Every week I meet with leaders who feel trapped by dilemmas that seem real enough. And during our initial conversations, many believe that what is needed is for “those people,” or “that circumstance” to change. Yet as we continue our exploration together, most discover that they have been trapped in ways of thinking that have been limiting themselves and their organizations. Ways of thinking that are based on an illusion about what is really happening… a hypnotic trance of sorts.
How do really smart people, who have a history of success, end up in an endless loop of trying to get the proverbial banana off of their nose? Simple.
They have forgotten to pause, to step back and question the dilemma from multiple perspectives. e.g. “How would the other person / our customers / product development / sales / a child / someone from another culture…view this?”
2. They have forgotten they are the hypnotist.
The hypnotic trance that keeps most of us stuck in a problem is caused by a belief in assumptions that are invisible to us. Some common assumptions that can keep us stuck:
By teasing out these assumptions, and asking “is that really true?” we become the hypnotist again. We take back the power to snap our fingers, thus dissolving the illusion of the (limited) world our invisible assumptions had created.
So the next time you or your team are facing a problem that won’t go away, ask yourself if you are all acting in some sort of shared trance about the situation. Then become the audience for a moment, and investigate diverse, even irrational, perspectives for new insight. And most of all, remember that you always have the power as hypnotist to snap your fingers and end the illusion of limitation… by simply asking, “Is that really true?”
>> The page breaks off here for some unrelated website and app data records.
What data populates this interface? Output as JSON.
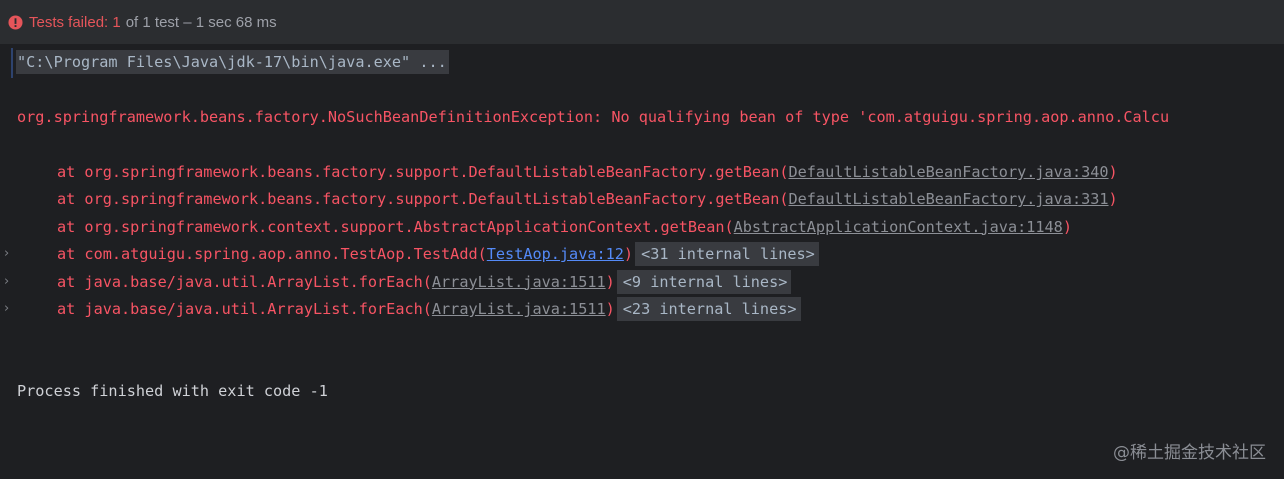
{
  "status": {
    "failed_label": "Tests failed: 1",
    "rest_label": "of 1 test – 1 sec 68 ms",
    "icon": "error-circle-icon",
    "error_color": "#e5555a"
  },
  "console": {
    "command": "\"C:\\Program Files\\Java\\jdk-17\\bin\\java.exe\" ...",
    "exception": "org.springframework.beans.factory.NoSuchBeanDefinitionException: No qualifying bean of type 'com.atguigu.spring.aop.anno.Calcu",
    "trace": [
      {
        "prefix": "at org.springframework.beans.factory.support.DefaultListableBeanFactory.getBean(",
        "link": "DefaultListableBeanFactory.java:340",
        "suffix": ")",
        "internal": null,
        "expandable": false,
        "link_style": "gray"
      },
      {
        "prefix": "at org.springframework.beans.factory.support.DefaultListableBeanFactory.getBean(",
        "link": "DefaultListableBeanFactory.java:331",
        "suffix": ")",
        "internal": null,
        "expandable": false,
        "link_style": "gray"
      },
      {
        "prefix": "at org.springframework.context.support.AbstractApplicationContext.getBean(",
        "link": "AbstractApplicationContext.java:1148",
        "suffix": ")",
        "internal": null,
        "expandable": false,
        "link_style": "gray"
      },
      {
        "prefix": "at com.atguigu.spring.aop.anno.TestAop.TestAdd(",
        "link": "TestAop.java:12",
        "suffix": ")",
        "internal": "<31 internal lines>",
        "expandable": true,
        "link_style": "blue"
      },
      {
        "prefix": "at java.base/java.util.ArrayList.forEach(",
        "link": "ArrayList.java:1511",
        "suffix": ")",
        "internal": "<9 internal lines>",
        "expandable": true,
        "link_style": "gray"
      },
      {
        "prefix": "at java.base/java.util.ArrayList.forEach(",
        "link": "ArrayList.java:1511",
        "suffix": ")",
        "internal": "<23 internal lines>",
        "expandable": true,
        "link_style": "gray"
      }
    ],
    "exit_message": "Process finished with exit code -1"
  },
  "watermark": "@稀土掘金技术社区"
}
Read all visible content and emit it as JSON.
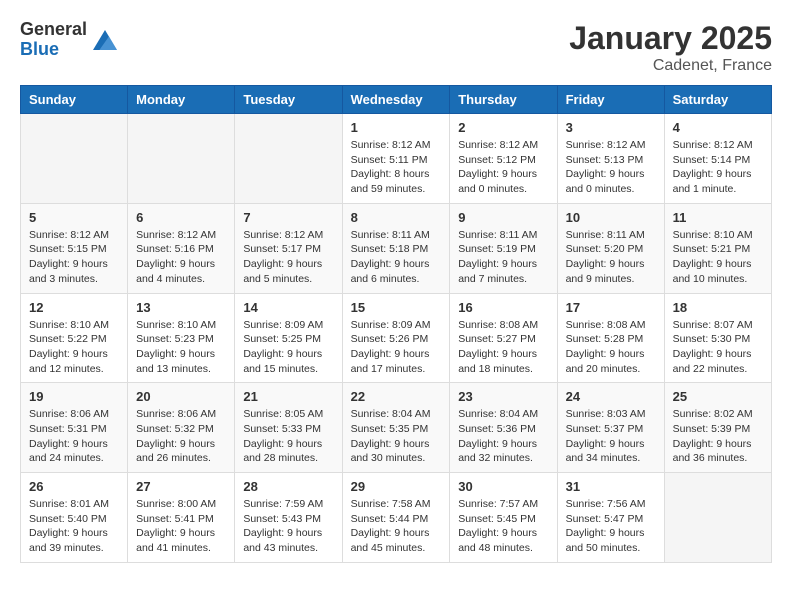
{
  "logo": {
    "general": "General",
    "blue": "Blue"
  },
  "header": {
    "month": "January 2025",
    "location": "Cadenet, France"
  },
  "weekdays": [
    "Sunday",
    "Monday",
    "Tuesday",
    "Wednesday",
    "Thursday",
    "Friday",
    "Saturday"
  ],
  "weeks": [
    [
      {
        "day": "",
        "info": ""
      },
      {
        "day": "",
        "info": ""
      },
      {
        "day": "",
        "info": ""
      },
      {
        "day": "1",
        "info": "Sunrise: 8:12 AM\nSunset: 5:11 PM\nDaylight: 8 hours\nand 59 minutes."
      },
      {
        "day": "2",
        "info": "Sunrise: 8:12 AM\nSunset: 5:12 PM\nDaylight: 9 hours\nand 0 minutes."
      },
      {
        "day": "3",
        "info": "Sunrise: 8:12 AM\nSunset: 5:13 PM\nDaylight: 9 hours\nand 0 minutes."
      },
      {
        "day": "4",
        "info": "Sunrise: 8:12 AM\nSunset: 5:14 PM\nDaylight: 9 hours\nand 1 minute."
      }
    ],
    [
      {
        "day": "5",
        "info": "Sunrise: 8:12 AM\nSunset: 5:15 PM\nDaylight: 9 hours\nand 3 minutes."
      },
      {
        "day": "6",
        "info": "Sunrise: 8:12 AM\nSunset: 5:16 PM\nDaylight: 9 hours\nand 4 minutes."
      },
      {
        "day": "7",
        "info": "Sunrise: 8:12 AM\nSunset: 5:17 PM\nDaylight: 9 hours\nand 5 minutes."
      },
      {
        "day": "8",
        "info": "Sunrise: 8:11 AM\nSunset: 5:18 PM\nDaylight: 9 hours\nand 6 minutes."
      },
      {
        "day": "9",
        "info": "Sunrise: 8:11 AM\nSunset: 5:19 PM\nDaylight: 9 hours\nand 7 minutes."
      },
      {
        "day": "10",
        "info": "Sunrise: 8:11 AM\nSunset: 5:20 PM\nDaylight: 9 hours\nand 9 minutes."
      },
      {
        "day": "11",
        "info": "Sunrise: 8:10 AM\nSunset: 5:21 PM\nDaylight: 9 hours\nand 10 minutes."
      }
    ],
    [
      {
        "day": "12",
        "info": "Sunrise: 8:10 AM\nSunset: 5:22 PM\nDaylight: 9 hours\nand 12 minutes."
      },
      {
        "day": "13",
        "info": "Sunrise: 8:10 AM\nSunset: 5:23 PM\nDaylight: 9 hours\nand 13 minutes."
      },
      {
        "day": "14",
        "info": "Sunrise: 8:09 AM\nSunset: 5:25 PM\nDaylight: 9 hours\nand 15 minutes."
      },
      {
        "day": "15",
        "info": "Sunrise: 8:09 AM\nSunset: 5:26 PM\nDaylight: 9 hours\nand 17 minutes."
      },
      {
        "day": "16",
        "info": "Sunrise: 8:08 AM\nSunset: 5:27 PM\nDaylight: 9 hours\nand 18 minutes."
      },
      {
        "day": "17",
        "info": "Sunrise: 8:08 AM\nSunset: 5:28 PM\nDaylight: 9 hours\nand 20 minutes."
      },
      {
        "day": "18",
        "info": "Sunrise: 8:07 AM\nSunset: 5:30 PM\nDaylight: 9 hours\nand 22 minutes."
      }
    ],
    [
      {
        "day": "19",
        "info": "Sunrise: 8:06 AM\nSunset: 5:31 PM\nDaylight: 9 hours\nand 24 minutes."
      },
      {
        "day": "20",
        "info": "Sunrise: 8:06 AM\nSunset: 5:32 PM\nDaylight: 9 hours\nand 26 minutes."
      },
      {
        "day": "21",
        "info": "Sunrise: 8:05 AM\nSunset: 5:33 PM\nDaylight: 9 hours\nand 28 minutes."
      },
      {
        "day": "22",
        "info": "Sunrise: 8:04 AM\nSunset: 5:35 PM\nDaylight: 9 hours\nand 30 minutes."
      },
      {
        "day": "23",
        "info": "Sunrise: 8:04 AM\nSunset: 5:36 PM\nDaylight: 9 hours\nand 32 minutes."
      },
      {
        "day": "24",
        "info": "Sunrise: 8:03 AM\nSunset: 5:37 PM\nDaylight: 9 hours\nand 34 minutes."
      },
      {
        "day": "25",
        "info": "Sunrise: 8:02 AM\nSunset: 5:39 PM\nDaylight: 9 hours\nand 36 minutes."
      }
    ],
    [
      {
        "day": "26",
        "info": "Sunrise: 8:01 AM\nSunset: 5:40 PM\nDaylight: 9 hours\nand 39 minutes."
      },
      {
        "day": "27",
        "info": "Sunrise: 8:00 AM\nSunset: 5:41 PM\nDaylight: 9 hours\nand 41 minutes."
      },
      {
        "day": "28",
        "info": "Sunrise: 7:59 AM\nSunset: 5:43 PM\nDaylight: 9 hours\nand 43 minutes."
      },
      {
        "day": "29",
        "info": "Sunrise: 7:58 AM\nSunset: 5:44 PM\nDaylight: 9 hours\nand 45 minutes."
      },
      {
        "day": "30",
        "info": "Sunrise: 7:57 AM\nSunset: 5:45 PM\nDaylight: 9 hours\nand 48 minutes."
      },
      {
        "day": "31",
        "info": "Sunrise: 7:56 AM\nSunset: 5:47 PM\nDaylight: 9 hours\nand 50 minutes."
      },
      {
        "day": "",
        "info": ""
      }
    ]
  ]
}
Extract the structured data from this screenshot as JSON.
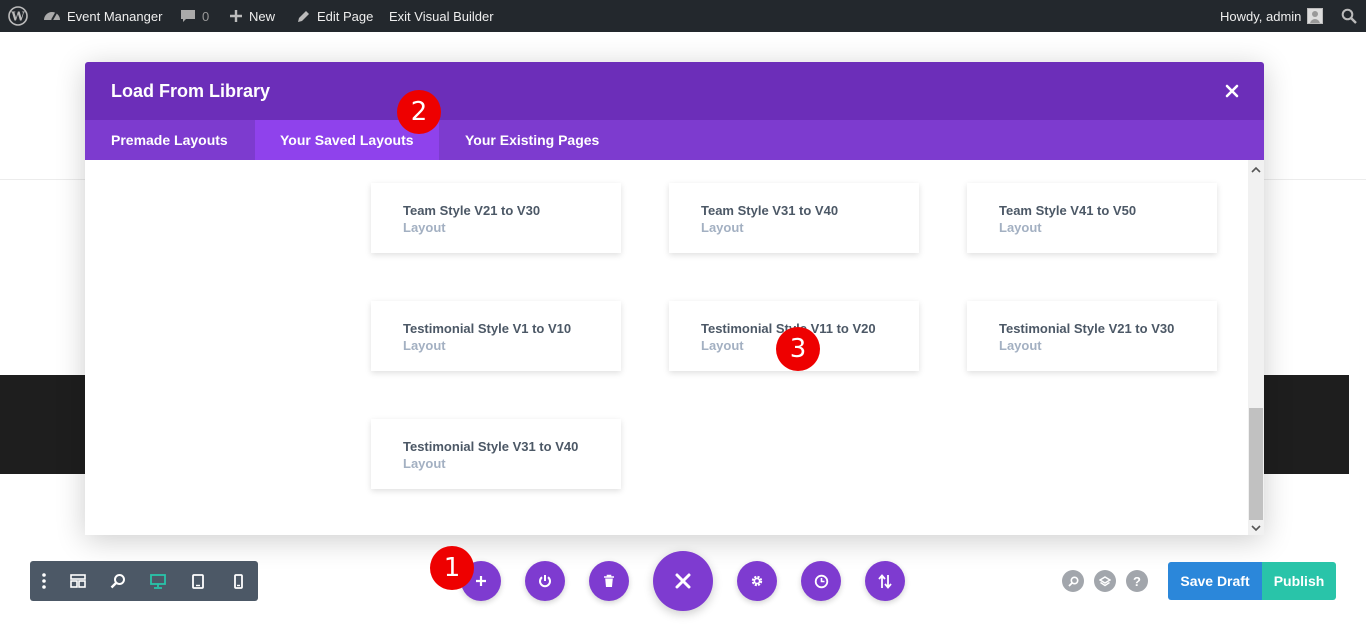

Peggy McAllister is CEO, Founder and Chief Mischief Maker for Essential Leadership LLC, and supports leaders and organizations engaged in creating products, services and experiences that support their highest visions for what is possible.
Come join Peggy for her Return to Wholeness Retreat for executive coaches on October 10-14 in Ireland. A recent participant described the retreat as “A life changing experience for those who are ready for this profound and sacred work.” For more information, see “Wholeness Retreat” here on the directory.